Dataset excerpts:
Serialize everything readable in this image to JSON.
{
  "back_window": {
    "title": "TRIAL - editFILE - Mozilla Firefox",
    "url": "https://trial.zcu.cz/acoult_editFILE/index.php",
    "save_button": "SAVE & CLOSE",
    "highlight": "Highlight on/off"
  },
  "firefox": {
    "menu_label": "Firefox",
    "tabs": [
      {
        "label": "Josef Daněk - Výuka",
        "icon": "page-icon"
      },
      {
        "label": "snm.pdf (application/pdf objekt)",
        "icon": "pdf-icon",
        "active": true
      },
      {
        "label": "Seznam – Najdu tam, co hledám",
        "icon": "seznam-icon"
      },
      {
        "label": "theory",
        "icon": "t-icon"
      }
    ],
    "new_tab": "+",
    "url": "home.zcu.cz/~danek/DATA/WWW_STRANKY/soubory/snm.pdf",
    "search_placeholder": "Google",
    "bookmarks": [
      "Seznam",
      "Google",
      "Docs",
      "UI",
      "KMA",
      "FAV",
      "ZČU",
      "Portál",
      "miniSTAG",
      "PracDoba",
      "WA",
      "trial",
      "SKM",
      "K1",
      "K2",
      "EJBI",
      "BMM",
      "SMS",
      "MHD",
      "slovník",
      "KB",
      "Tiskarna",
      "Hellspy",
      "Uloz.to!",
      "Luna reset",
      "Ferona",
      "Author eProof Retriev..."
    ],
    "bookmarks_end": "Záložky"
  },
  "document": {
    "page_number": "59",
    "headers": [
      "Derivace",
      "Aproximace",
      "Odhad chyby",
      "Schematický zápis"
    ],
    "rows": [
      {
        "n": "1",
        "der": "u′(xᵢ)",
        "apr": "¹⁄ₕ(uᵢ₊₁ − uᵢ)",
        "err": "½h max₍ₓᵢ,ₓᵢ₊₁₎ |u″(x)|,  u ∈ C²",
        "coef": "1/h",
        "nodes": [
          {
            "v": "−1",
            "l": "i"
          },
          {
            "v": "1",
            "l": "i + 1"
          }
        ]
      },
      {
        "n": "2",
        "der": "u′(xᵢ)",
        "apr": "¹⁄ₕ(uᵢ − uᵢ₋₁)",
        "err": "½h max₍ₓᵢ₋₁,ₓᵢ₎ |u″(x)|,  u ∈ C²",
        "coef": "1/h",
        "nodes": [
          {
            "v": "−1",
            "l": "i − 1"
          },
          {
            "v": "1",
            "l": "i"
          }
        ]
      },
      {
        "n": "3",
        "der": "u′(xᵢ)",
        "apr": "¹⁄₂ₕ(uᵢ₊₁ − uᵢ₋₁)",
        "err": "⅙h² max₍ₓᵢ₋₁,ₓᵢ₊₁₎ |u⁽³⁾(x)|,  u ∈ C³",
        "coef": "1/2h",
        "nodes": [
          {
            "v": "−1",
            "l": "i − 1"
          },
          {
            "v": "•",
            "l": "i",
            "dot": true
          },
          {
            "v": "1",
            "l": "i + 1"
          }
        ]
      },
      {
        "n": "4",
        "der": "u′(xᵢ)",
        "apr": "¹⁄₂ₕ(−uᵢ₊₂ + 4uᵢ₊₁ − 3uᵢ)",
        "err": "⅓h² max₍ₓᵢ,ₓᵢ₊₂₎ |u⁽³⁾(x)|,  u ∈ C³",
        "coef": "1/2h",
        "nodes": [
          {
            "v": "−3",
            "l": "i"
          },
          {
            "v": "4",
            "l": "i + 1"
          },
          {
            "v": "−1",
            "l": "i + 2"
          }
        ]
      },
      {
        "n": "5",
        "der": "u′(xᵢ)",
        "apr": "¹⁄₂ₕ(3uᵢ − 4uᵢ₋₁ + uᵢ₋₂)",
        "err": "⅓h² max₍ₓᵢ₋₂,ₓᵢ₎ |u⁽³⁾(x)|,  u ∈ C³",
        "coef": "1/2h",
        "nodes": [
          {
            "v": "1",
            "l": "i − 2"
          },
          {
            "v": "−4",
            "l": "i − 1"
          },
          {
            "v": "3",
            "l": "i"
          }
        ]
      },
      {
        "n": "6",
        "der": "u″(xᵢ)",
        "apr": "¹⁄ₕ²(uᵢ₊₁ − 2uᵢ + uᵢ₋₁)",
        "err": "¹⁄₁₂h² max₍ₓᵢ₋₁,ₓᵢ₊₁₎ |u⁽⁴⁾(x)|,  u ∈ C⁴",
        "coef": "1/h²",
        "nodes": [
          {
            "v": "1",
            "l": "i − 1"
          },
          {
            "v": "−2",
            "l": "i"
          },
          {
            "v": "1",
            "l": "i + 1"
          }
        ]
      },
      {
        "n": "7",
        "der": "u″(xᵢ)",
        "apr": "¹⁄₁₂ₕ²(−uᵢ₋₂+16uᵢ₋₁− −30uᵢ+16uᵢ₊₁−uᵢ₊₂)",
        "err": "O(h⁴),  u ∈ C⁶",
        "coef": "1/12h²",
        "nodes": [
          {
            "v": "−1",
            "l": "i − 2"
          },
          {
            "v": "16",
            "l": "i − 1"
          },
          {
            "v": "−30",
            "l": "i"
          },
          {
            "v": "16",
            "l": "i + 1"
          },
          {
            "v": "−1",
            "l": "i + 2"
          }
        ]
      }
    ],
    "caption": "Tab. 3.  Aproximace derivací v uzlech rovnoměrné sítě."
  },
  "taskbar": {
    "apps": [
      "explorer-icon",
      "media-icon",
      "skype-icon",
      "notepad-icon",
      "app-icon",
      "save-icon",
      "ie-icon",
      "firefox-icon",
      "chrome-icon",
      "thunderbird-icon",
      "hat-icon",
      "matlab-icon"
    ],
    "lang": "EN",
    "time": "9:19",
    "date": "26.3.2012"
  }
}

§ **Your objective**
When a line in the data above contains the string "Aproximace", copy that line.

§ **Output**
      "Aproximace",
    "caption": "Tab. 3.  Aproximace derivací v uzlech rovnoměrné sítě."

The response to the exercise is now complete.